◆ Directions for this task ◆
The line that holds "What data populates" marks the start. Return it and each following line through the end of the data, unchanged.
*** Block opens ***
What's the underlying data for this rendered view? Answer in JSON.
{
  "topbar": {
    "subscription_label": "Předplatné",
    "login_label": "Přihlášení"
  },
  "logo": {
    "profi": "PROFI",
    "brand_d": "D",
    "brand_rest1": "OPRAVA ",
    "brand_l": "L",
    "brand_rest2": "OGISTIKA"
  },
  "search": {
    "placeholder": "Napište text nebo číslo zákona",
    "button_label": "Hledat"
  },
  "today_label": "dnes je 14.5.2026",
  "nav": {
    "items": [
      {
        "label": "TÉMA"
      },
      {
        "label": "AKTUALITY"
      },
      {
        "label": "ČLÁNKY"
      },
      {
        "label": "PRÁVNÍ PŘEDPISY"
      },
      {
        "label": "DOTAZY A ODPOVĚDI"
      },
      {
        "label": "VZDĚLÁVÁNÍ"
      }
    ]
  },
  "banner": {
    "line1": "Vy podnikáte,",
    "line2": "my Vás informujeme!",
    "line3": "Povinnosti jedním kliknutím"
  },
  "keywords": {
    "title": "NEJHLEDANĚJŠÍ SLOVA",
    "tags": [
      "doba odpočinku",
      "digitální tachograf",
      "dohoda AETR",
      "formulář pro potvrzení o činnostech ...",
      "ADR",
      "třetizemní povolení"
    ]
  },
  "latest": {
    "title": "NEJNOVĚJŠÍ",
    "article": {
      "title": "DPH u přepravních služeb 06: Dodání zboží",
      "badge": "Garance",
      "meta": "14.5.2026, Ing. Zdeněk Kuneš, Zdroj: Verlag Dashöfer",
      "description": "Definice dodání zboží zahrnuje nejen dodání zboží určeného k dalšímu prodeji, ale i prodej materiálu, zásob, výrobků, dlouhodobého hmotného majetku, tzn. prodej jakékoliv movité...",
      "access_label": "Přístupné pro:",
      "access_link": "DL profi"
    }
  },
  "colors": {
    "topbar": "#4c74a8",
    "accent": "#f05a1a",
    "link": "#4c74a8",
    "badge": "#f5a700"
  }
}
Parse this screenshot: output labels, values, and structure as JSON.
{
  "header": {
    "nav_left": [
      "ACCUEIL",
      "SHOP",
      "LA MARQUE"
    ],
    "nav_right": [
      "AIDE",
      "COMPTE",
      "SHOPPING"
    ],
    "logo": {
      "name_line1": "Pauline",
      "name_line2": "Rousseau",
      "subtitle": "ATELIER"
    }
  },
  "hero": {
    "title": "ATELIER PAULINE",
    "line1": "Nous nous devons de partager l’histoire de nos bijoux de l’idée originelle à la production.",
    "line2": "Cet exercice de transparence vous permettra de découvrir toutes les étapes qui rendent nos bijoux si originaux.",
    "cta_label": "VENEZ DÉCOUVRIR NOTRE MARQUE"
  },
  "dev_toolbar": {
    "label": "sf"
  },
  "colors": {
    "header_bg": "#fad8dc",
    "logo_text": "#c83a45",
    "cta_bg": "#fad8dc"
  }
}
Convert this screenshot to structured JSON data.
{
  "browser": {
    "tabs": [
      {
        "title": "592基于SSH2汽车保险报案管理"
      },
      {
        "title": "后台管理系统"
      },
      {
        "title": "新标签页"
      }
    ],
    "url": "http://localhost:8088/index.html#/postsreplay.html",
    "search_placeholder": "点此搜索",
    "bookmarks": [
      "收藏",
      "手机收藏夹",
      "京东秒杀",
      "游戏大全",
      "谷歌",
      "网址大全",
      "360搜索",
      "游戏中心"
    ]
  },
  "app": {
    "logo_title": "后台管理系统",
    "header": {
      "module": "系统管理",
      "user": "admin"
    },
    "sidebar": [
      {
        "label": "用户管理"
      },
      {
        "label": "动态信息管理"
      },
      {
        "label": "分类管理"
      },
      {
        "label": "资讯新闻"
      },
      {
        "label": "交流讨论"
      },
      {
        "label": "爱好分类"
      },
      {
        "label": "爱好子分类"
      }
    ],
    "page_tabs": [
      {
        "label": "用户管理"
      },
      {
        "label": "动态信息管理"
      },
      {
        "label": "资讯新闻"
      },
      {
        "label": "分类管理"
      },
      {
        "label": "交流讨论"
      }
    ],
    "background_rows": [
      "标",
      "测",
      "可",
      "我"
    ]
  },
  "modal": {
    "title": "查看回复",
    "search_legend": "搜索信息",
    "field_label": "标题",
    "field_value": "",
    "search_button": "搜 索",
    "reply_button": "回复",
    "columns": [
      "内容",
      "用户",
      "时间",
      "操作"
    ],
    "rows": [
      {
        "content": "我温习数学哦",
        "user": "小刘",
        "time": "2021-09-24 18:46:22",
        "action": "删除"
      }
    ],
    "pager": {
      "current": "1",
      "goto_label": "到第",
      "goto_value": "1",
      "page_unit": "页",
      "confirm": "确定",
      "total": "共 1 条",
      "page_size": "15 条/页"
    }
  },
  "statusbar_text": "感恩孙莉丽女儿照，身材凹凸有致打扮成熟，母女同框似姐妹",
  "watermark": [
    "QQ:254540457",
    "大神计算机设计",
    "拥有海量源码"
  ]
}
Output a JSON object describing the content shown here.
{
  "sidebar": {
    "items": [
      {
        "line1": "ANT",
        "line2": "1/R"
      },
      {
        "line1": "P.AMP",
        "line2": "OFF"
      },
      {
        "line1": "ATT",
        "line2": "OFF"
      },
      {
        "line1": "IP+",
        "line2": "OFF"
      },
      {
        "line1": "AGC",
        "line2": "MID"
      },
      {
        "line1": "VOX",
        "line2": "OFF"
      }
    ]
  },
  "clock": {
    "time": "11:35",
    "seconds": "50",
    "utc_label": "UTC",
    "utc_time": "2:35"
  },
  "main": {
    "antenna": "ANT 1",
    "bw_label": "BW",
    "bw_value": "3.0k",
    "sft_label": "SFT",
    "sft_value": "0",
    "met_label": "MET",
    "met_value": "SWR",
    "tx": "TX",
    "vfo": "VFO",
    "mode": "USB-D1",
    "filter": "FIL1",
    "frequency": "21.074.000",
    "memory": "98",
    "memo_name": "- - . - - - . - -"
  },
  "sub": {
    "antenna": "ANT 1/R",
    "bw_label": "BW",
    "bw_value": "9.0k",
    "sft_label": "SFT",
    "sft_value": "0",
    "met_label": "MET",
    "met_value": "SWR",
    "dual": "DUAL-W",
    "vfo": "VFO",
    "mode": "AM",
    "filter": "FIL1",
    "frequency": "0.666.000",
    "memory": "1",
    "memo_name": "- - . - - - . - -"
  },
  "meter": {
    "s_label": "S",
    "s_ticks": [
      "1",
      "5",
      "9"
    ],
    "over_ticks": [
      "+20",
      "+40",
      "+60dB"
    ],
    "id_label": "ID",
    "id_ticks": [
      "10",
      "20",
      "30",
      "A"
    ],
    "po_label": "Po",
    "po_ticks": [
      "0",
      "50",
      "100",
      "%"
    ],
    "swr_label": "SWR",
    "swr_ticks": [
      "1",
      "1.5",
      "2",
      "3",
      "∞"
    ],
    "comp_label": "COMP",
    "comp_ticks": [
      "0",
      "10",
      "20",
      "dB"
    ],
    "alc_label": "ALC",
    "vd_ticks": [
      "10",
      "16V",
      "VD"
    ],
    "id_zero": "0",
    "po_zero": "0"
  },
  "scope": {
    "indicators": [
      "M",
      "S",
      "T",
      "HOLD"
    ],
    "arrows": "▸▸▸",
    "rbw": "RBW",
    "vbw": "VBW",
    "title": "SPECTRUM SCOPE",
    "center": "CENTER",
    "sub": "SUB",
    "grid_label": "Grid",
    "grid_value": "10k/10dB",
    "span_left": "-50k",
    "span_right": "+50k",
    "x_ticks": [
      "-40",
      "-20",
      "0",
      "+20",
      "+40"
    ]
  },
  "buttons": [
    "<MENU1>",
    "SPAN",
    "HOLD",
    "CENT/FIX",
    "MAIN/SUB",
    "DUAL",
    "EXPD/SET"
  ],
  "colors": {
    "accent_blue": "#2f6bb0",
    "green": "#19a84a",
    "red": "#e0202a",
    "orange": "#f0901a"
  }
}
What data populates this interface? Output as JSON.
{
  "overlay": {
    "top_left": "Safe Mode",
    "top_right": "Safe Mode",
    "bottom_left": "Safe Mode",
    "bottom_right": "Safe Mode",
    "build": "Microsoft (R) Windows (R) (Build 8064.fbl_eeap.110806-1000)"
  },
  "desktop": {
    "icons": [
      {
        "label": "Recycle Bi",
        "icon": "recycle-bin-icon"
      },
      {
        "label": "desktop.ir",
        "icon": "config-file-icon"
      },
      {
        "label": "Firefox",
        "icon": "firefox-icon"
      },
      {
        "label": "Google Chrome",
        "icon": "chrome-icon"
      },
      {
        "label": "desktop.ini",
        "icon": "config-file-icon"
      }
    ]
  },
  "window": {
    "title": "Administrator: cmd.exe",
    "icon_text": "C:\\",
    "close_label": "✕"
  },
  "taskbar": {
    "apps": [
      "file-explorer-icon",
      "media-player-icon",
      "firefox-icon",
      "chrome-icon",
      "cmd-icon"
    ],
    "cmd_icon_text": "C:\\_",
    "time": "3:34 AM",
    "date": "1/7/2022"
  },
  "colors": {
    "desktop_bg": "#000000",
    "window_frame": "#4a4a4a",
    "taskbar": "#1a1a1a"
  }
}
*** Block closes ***
◆ Result ◆
What data populates this interface? Output as JSON.
{
  "overlay": {
    "top_left": "Safe Mode",
    "top_right": "Safe Mode",
    "bottom_left": "Safe Mode",
    "bottom_right": "Safe Mode",
    "build": "Microsoft (R) Windows (R) (Build 8064.fbl_eeap.110806-1000)"
  },
  "desktop": {
    "icons": [
      {
        "label": "Recycle Bi",
        "icon": "recycle-bin-icon"
      },
      {
        "label": "desktop.ir",
        "icon": "config-file-icon"
      },
      {
        "label": "Firefox",
        "icon": "firefox-icon"
      },
      {
        "label": "Google Chrome",
        "icon": "chrome-icon"
      },
      {
        "label": "desktop.ini",
        "icon": "config-file-icon"
      }
    ]
  },
  "window": {
    "title": "Administrator: cmd.exe",
    "icon_text": "C:\\",
    "close_label": "✕"
  },
  "taskbar": {
    "apps": [
      "file-explorer-icon",
      "media-player-icon",
      "firefox-icon",
      "chrome-icon",
      "cmd-icon"
    ],
    "cmd_icon_text": "C:\\_",
    "time": "3:34 AM",
    "date": "1/7/2022"
  },
  "colors": {
    "desktop_bg": "#000000",
    "window_frame": "#4a4a4a",
    "taskbar": "#1a1a1a"
  }
}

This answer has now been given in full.